January 9, 2015
Chimera production release 1.10.1 is now available. 64-bit builds are recommended for all capable platforms, and the 1.10 series will be the last to support OS X 10.6 and 10.7. See the release notes for details.(Previous news...)
UCSF Chimera is a highly extensible program for interactive visualization and analysis of molecular structures and related data, including density maps, supramolecular assemblies, sequence alignments, docking results, trajectories, and conformational ensembles. High-quality images and animations can be generated. Chimera includes complete documentation and several tutorials, and can be downloaded free of charge for academic, government, non-profit, and personal use. Chimera is developed by the Resource for Biocomputing, Visualization, and Informatics (RBVI), funded by the National Institutes of Health (NIGMS P41-GM103311).
UCSF ChimeraX (or simply ChimeraX) is the next-generation molecular visualization program from the RBVI, following UCSF Chimera. It is in early development and not yet publicly released, with release anticipated sometime in 2016.
Axes, planes, and centroids can be calculated from sets of atoms using the Axes/Planes/Centroids tool or the command define. Axes can be shown as cylinders, planes as disks, and centroids as spheres, and any of these can be used in distance and angle measurements.
For example, the figure shows the dopamine D3 receptor and bound inhibitor (PDB entry 3pbl) as modeled into the membrane in the OPM database.
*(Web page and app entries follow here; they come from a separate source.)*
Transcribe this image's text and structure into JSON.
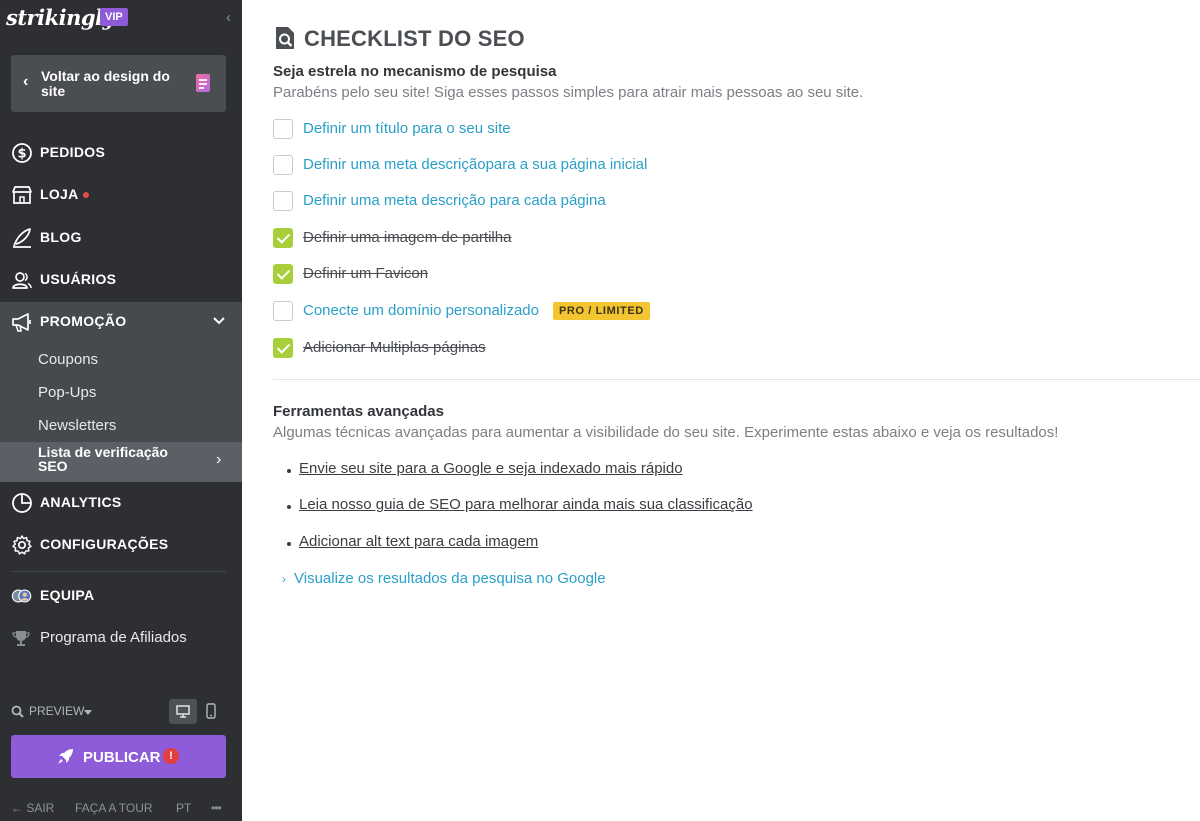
{
  "brand": {
    "logo": "strikingly",
    "badge": "VIP"
  },
  "sidebar": {
    "back_label": "Voltar ao design do site",
    "nav": {
      "pedidos": "PEDIDOS",
      "loja": "LOJA",
      "blog": "BLOG",
      "usuarios": "USUÁRIOS",
      "promocao": "PROMOÇÃO",
      "analytics": "ANALYTICS",
      "configuracoes": "CONFIGURAÇÕES",
      "equipa": "EQUIPA"
    },
    "promo_sub": [
      "Coupons",
      "Pop-Ups",
      "Newsletters",
      "Lista de verificação SEO"
    ],
    "affiliate": "Programa de Afiliados",
    "preview": "PREVIEW",
    "publish": "PUBLICAR",
    "publish_alert": "!",
    "footer": {
      "exit": "SAIR",
      "tour": "FAÇA A TOUR",
      "lang": "PT",
      "more": "•••"
    }
  },
  "main": {
    "title": "CHECKLIST DO SEO",
    "section1_title": "Seja estrela no mecanismo de pesquisa",
    "section1_desc": "Parabéns pelo seu site! Siga esses passos simples para atrair mais pessoas ao seu site.",
    "checklist": [
      {
        "label": "Definir um título para o seu site",
        "done": false
      },
      {
        "label": "Definir uma meta descriçãopara a sua página inicial",
        "done": false
      },
      {
        "label": "Definir uma meta descrição para cada página",
        "done": false
      },
      {
        "label": "Definir uma imagem de partilha",
        "done": true
      },
      {
        "label": "Definir um Favicon",
        "done": true
      },
      {
        "label": "Conecte um domínio personalizado",
        "done": false,
        "badge": "PRO / LIMITED"
      },
      {
        "label": "Adicionar Multiplas páginas",
        "done": true
      }
    ],
    "section2_title": "Ferramentas avançadas",
    "section2_desc": "Algumas técnicas avançadas para aumentar a visibilidade do seu site. Experimente estas abaixo e veja os resultados!",
    "advanced_links": [
      "Envie seu site para a Google e seja indexado mais rápido",
      "Leia nosso guia de SEO para melhorar ainda mais sua classificação",
      "Adicionar alt text para cada imagem"
    ],
    "google_preview": "Visualize os resultados da pesquisa no Google"
  },
  "colors": {
    "sidebar_bg": "#2d2f32",
    "accent_purple": "#8e5cd9",
    "link_blue": "#2aa0c8",
    "check_green": "#a6cf3a",
    "badge_yellow": "#f3c531"
  }
}
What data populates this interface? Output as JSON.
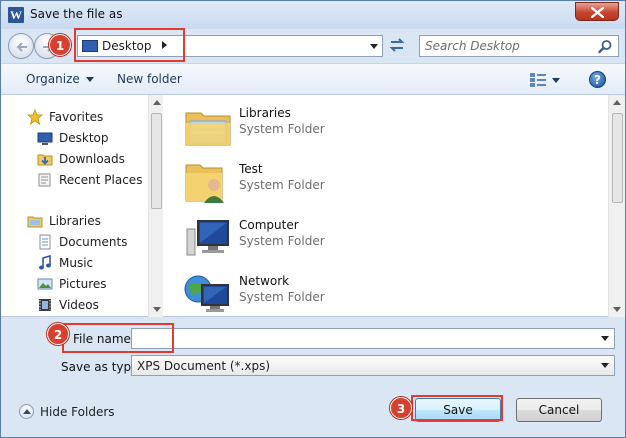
{
  "window": {
    "title": "Save the file as",
    "app_icon_letter": "W"
  },
  "address": {
    "location": "Desktop",
    "search_placeholder": "Search Desktop"
  },
  "toolbar": {
    "organize_label": "Organize",
    "new_folder_label": "New folder",
    "help_glyph": "?"
  },
  "nav_pane": {
    "items": [
      {
        "label": "Favorites",
        "icon": "star-icon",
        "level": 0
      },
      {
        "label": "Desktop",
        "icon": "desktop-icon",
        "level": 1
      },
      {
        "label": "Downloads",
        "icon": "downloads-icon",
        "level": 1
      },
      {
        "label": "Recent Places",
        "icon": "recent-places-icon",
        "level": 1
      },
      {
        "label": "Libraries",
        "icon": "libraries-icon",
        "level": 0
      },
      {
        "label": "Documents",
        "icon": "documents-icon",
        "level": 1
      },
      {
        "label": "Music",
        "icon": "music-icon",
        "level": 1
      },
      {
        "label": "Pictures",
        "icon": "pictures-icon",
        "level": 1
      },
      {
        "label": "Videos",
        "icon": "videos-icon",
        "level": 1
      }
    ]
  },
  "content": {
    "items": [
      {
        "name": "Libraries",
        "type": "System Folder",
        "icon": "libraries-folder-icon"
      },
      {
        "name": "Test",
        "type": "System Folder",
        "icon": "user-folder-icon"
      },
      {
        "name": "Computer",
        "type": "System Folder",
        "icon": "computer-icon"
      },
      {
        "name": "Network",
        "type": "System Folder",
        "icon": "network-icon"
      }
    ]
  },
  "fields": {
    "file_name_label": "File name:",
    "file_name_value": "",
    "save_as_type_label": "Save as type:",
    "save_as_type_value": "XPS Document (*.xps)"
  },
  "footer": {
    "hide_folders_label": "Hide Folders",
    "save_label": "Save",
    "cancel_label": "Cancel"
  },
  "callouts": [
    "1",
    "2",
    "3"
  ],
  "colors": {
    "callout_red": "#e03c31",
    "accent_blue": "#2b5797"
  }
}
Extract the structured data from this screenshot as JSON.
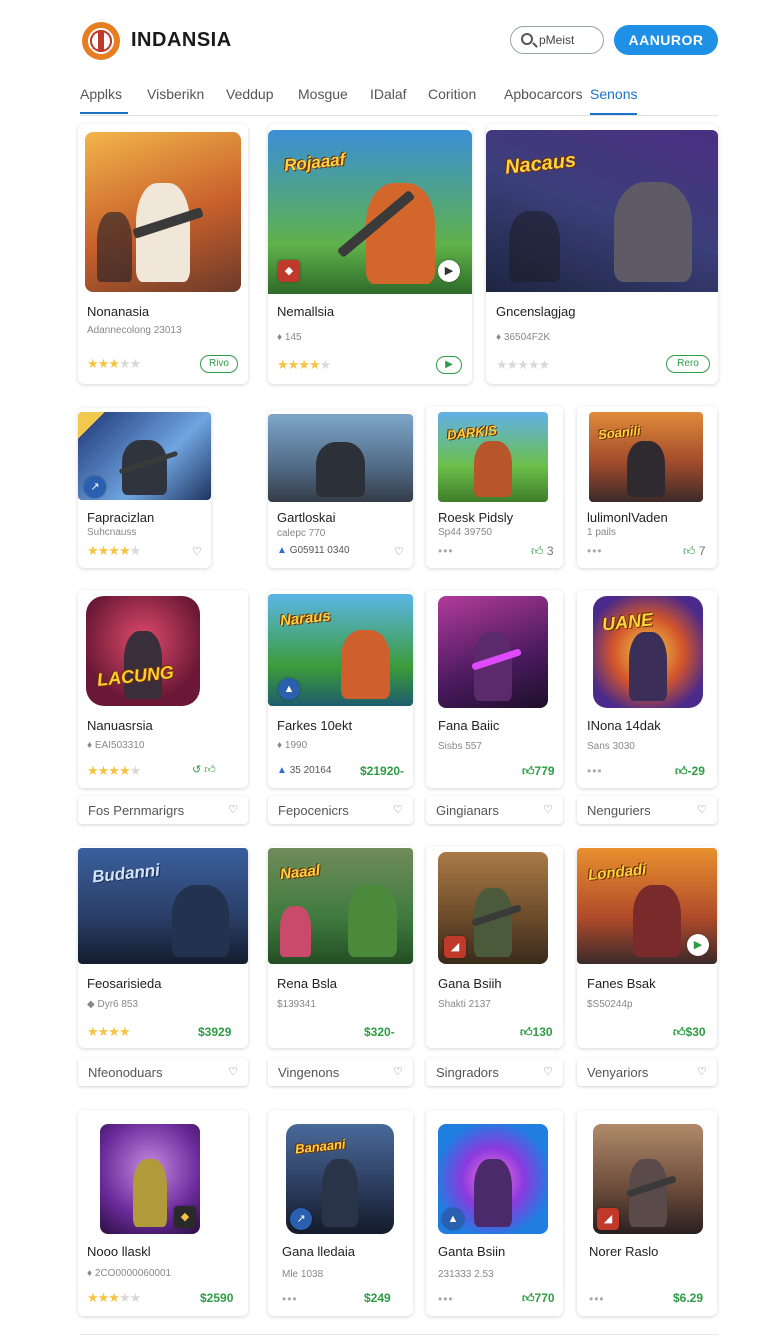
{
  "header": {
    "brand": "INDANSIA",
    "search_placeholder": "pMeist",
    "cta_label": "AANUROR"
  },
  "tabs": [
    "Applks",
    "Visberikn",
    "Veddup",
    "Mosgue",
    "IDalaf",
    "Corition",
    "Apbocarcors",
    "Senons"
  ],
  "active_tab": "Senons",
  "colors": {
    "accent": "#1e90e6",
    "tab_active": "#1a73c7",
    "price": "#2e9c45",
    "star": "#f6c343"
  },
  "row1": [
    {
      "title": "Nonanasia",
      "sub": "Adannecolong 23013",
      "stars": 3,
      "tag": "Rivo"
    },
    {
      "title": "Nemallsia",
      "sub": "145",
      "stars": 4,
      "tag": "▶"
    },
    {
      "title": "Gncenslagjag",
      "sub": "36504F2K",
      "stars": 0,
      "tag": "Rero"
    }
  ],
  "row2": [
    {
      "title": "Fapracizlan",
      "sub": "Suhcnauss",
      "stars": 4,
      "meta": "♡"
    },
    {
      "title": "Gartloskai",
      "sub": "calepc 770",
      "sub2": "G05911 0340",
      "meta": "♡"
    },
    {
      "title": "Roesk Pidsly",
      "sub": "Sp44 39750",
      "meta": "3"
    },
    {
      "title": "lulimonlVaden",
      "sub": "1 pails",
      "meta": "7"
    }
  ],
  "row3": [
    {
      "title": "Nanuasrsia",
      "sub": "EAI503310",
      "stars": 4,
      "meta": ""
    },
    {
      "title": "Farkes 10ekt",
      "sub": "1990",
      "sub2": "35 20164",
      "price": "$21920-"
    },
    {
      "title": "Fana Baiic",
      "sub": "Sisbs 557",
      "price": "779"
    },
    {
      "title": "INona 14dak",
      "sub": "Sans 3030",
      "price": "-29"
    }
  ],
  "bars1": [
    "Fos Pernmarigrs",
    "Fepocenicrs",
    "Gingianars",
    "Nenguriers"
  ],
  "row4": [
    {
      "title": "Feosarisieda",
      "sub": "Dyr6 853",
      "stars": 4,
      "price": "$3929"
    },
    {
      "title": "Rena Bsla",
      "sub": "$139341",
      "price": "$320-"
    },
    {
      "title": "Gana Bsiih",
      "sub": "Shakti 2137",
      "price": "130"
    },
    {
      "title": "Fanes Bsak",
      "sub": "$S50244p",
      "price": "$30"
    }
  ],
  "bars2": [
    "Nfeonoduars",
    "Vingenons",
    "Singradors",
    "Venyariors"
  ],
  "row5": [
    {
      "title": "Nooo llaskl",
      "sub": "2CO0000060001",
      "stars": 3,
      "price": "$2590"
    },
    {
      "title": "Gana lledaia",
      "sub": "Mle 1038",
      "price": "$249"
    },
    {
      "title": "Ganta Bsiin",
      "sub": "231333 2.53",
      "price": "770"
    },
    {
      "title": "Norer Raslo",
      "sub": "",
      "price": "$6.29"
    }
  ]
}
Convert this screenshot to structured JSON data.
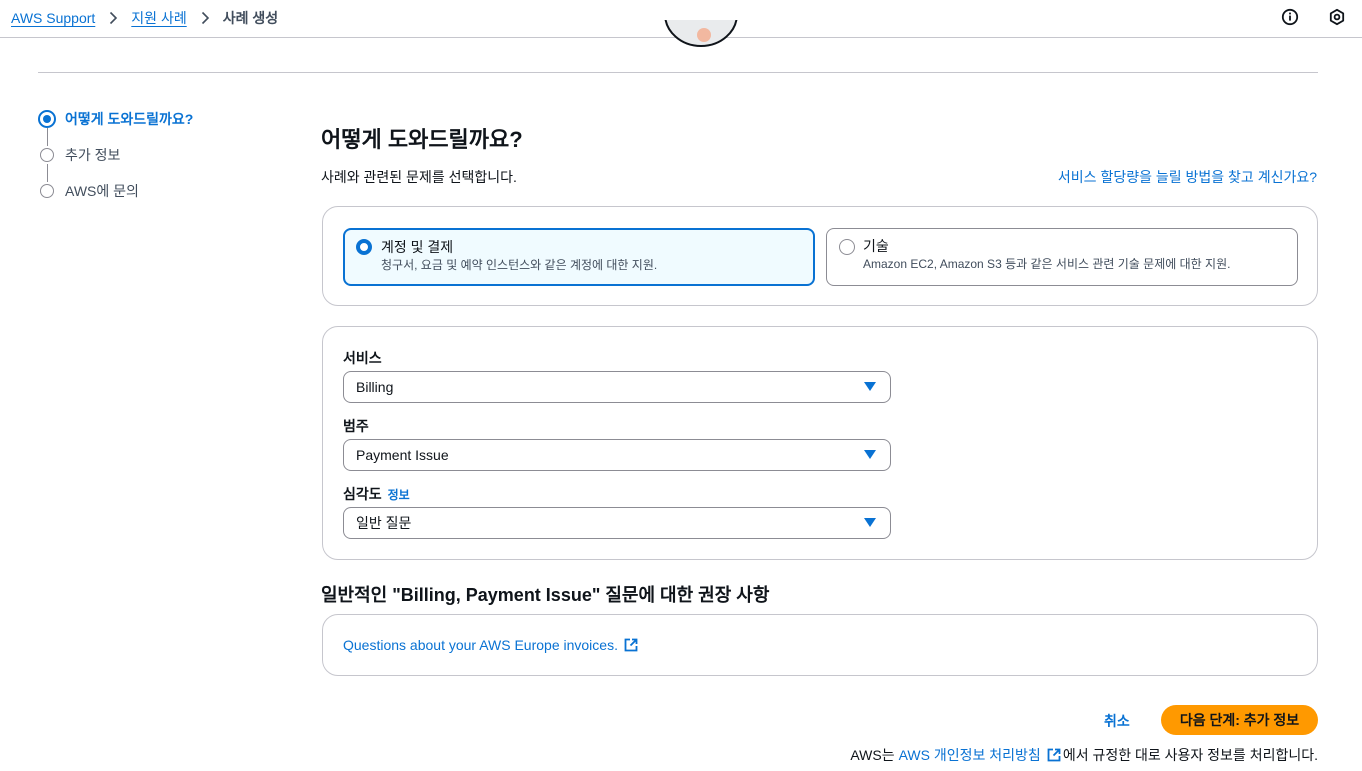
{
  "breadcrumb": {
    "items": [
      "AWS Support",
      "지원 사례"
    ],
    "current": "사례 생성"
  },
  "steps": [
    {
      "label": "어떻게 도와드릴까요?",
      "active": true
    },
    {
      "label": "추가 정보",
      "active": false
    },
    {
      "label": "AWS에 문의",
      "active": false
    }
  ],
  "main": {
    "title": "어떻게 도와드릴까요?",
    "subtitle": "사례와 관련된 문제를 선택합니다.",
    "quota_link": "서비스 할당량을 늘릴 방법을 찾고 계신가요?"
  },
  "case_types": [
    {
      "title": "계정 및 결제",
      "description": "청구서, 요금 및 예약 인스턴스와 같은 계정에 대한 지원.",
      "selected": true
    },
    {
      "title": "기술",
      "description": "Amazon EC2, Amazon S3 등과 같은 서비스 관련 기술 문제에 대한 지원.",
      "selected": false
    }
  ],
  "form": {
    "service_label": "서비스",
    "service_value": "Billing",
    "category_label": "범주",
    "category_value": "Payment Issue",
    "severity_label": "심각도",
    "severity_info": "정보",
    "severity_value": "일반 질문"
  },
  "recommendations": {
    "heading": "일반적인 \"Billing, Payment Issue\" 질문에 대한 권장 사항",
    "links": [
      "Questions about your AWS Europe invoices."
    ]
  },
  "actions": {
    "cancel": "취소",
    "next": "다음 단계: 추가 정보"
  },
  "privacy": {
    "prefix": "AWS는",
    "link": "AWS 개인정보 처리방침",
    "suffix": "에서 규정한 대로 사용자 정보를 처리합니다."
  },
  "colors": {
    "accent": "#0972d3",
    "primary_button": "#ff9900",
    "selected_card_bg": "#f0fbff"
  },
  "icons": [
    "chevron-right-icon",
    "info-circle-icon",
    "settings-icon",
    "external-link-icon"
  ]
}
The planes of the inner and outer membrane boundaries are shown as transparent blue and red disks, respectively. The protein ribbon is rainbow-colored from blue at the N-terminus to red at the C-terminus, and the axis of each helix is shown as a cylinder of matching color. The axis of the red helix forms an angle of 15.1° with the membrane and comes within 3.5 Å of the inner boundary. The yellow and orange helices are nearly antiparallel (crossing angle 5.9°). The average (minimum, maximum) distance of inhibitor atoms from the outer boundary is 7.9 (5.1, 11.7) Å.(More features...)
The image shows interactions of the delta-1 loop with the rest of hepatitis C virus RNA-dependent RNA polymerase (Protein Data Bank entry 1quv). Loop residues in contact with the rest of the structure (van der Waals overlap ≥ 0.01 Å) are displayed as sticks; interacting surface atoms are shown as red patches. (More samples...)